_Activity_
Could you write out all of the data again, word for word?

_The data_

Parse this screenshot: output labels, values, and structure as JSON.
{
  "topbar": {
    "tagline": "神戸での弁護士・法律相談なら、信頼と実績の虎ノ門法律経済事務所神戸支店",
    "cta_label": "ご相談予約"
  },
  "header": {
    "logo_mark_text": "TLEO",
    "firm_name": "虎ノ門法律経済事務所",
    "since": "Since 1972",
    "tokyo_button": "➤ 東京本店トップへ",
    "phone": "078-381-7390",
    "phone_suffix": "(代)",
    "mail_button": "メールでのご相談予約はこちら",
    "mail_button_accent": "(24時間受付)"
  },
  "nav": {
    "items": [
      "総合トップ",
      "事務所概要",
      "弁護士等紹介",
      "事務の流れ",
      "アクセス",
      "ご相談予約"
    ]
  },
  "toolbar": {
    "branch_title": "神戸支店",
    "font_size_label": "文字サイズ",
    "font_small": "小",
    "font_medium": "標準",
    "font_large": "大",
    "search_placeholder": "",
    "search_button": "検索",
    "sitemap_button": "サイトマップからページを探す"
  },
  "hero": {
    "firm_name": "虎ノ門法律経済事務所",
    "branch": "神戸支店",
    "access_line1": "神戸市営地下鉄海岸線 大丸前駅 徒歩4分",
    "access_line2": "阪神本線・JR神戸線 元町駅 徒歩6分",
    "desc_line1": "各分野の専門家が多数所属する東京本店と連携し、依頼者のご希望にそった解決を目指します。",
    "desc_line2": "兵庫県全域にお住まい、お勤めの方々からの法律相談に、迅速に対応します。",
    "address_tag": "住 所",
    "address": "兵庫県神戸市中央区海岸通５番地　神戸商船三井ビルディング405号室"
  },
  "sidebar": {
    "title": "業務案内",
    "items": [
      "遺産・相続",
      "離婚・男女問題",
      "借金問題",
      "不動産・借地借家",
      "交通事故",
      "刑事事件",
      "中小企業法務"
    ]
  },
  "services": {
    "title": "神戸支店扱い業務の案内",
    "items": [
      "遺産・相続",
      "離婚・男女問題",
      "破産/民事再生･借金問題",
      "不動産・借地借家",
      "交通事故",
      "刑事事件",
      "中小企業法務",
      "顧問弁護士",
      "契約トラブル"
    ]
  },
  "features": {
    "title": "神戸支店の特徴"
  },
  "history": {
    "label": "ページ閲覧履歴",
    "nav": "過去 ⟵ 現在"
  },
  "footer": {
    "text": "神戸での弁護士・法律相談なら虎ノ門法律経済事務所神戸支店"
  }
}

_Expected answer_
Parse this screenshot: output labels, values, and structure as JSON.
{
  "topbar": {
    "tagline": "神戸での弁護士・法律相談なら、信頼と実績の虎ノ門法律経済事務所神戸支店",
    "cta_label": "ご相談予約"
  },
  "header": {
    "logo_mark_text": "TLEO",
    "firm_name": "虎ノ門法律経済事務所",
    "since": "Since 1972",
    "tokyo_button": "➤ 東京本店トップへ",
    "phone": "078-381-7390",
    "phone_suffix": "(代)",
    "mail_button": "メールでのご相談予約はこちら",
    "mail_button_accent": "(24時間受付)"
  },
  "nav": {
    "items": [
      "総合トップ",
      "事務所概要",
      "弁護士等紹介",
      "事務の流れ",
      "アクセス",
      "ご相談予約"
    ]
  },
  "toolbar": {
    "branch_title": "神戸支店",
    "font_size_label": "文字サイズ",
    "font_small": "小",
    "font_medium": "標準",
    "font_large": "大",
    "search_placeholder": "",
    "search_button": "検索",
    "sitemap_button": "サイトマップからページを探す"
  },
  "hero": {
    "firm_name": "虎ノ門法律経済事務所",
    "branch": "神戸支店",
    "access_line1": "神戸市営地下鉄海岸線 大丸前駅 徒歩4分",
    "access_line2": "阪神本線・JR神戸線 元町駅 徒歩6分",
    "desc_line1": "各分野の専門家が多数所属する東京本店と連携し、依頼者のご希望にそった解決を目指します。",
    "desc_line2": "兵庫県全域にお住まい、お勤めの方々からの法律相談に、迅速に対応します。",
    "address_tag": "住 所",
    "address": "兵庫県神戸市中央区海岸通５番地　神戸商船三井ビルディング405号室"
  },
  "sidebar": {
    "title": "業務案内",
    "items": [
      "遺産・相続",
      "離婚・男女問題",
      "借金問題",
      "不動産・借地借家",
      "交通事故",
      "刑事事件",
      "中小企業法務"
    ]
  },
  "services": {
    "title": "神戸支店扱い業務の案内",
    "items": [
      "遺産・相続",
      "離婚・男女問題",
      "破産/民事再生･借金問題",
      "不動産・借地借家",
      "交通事故",
      "刑事事件",
      "中小企業法務",
      "顧問弁護士",
      "契約トラブル"
    ]
  },
  "features": {
    "title": "神戸支店の特徴"
  },
  "history": {
    "label": "ページ閲覧履歴",
    "nav": "過去 ⟵ 現在"
  },
  "footer": {
    "text": "神戸での弁護士・法律相談なら虎ノ門法律経済事務所神戸支店"
  }
}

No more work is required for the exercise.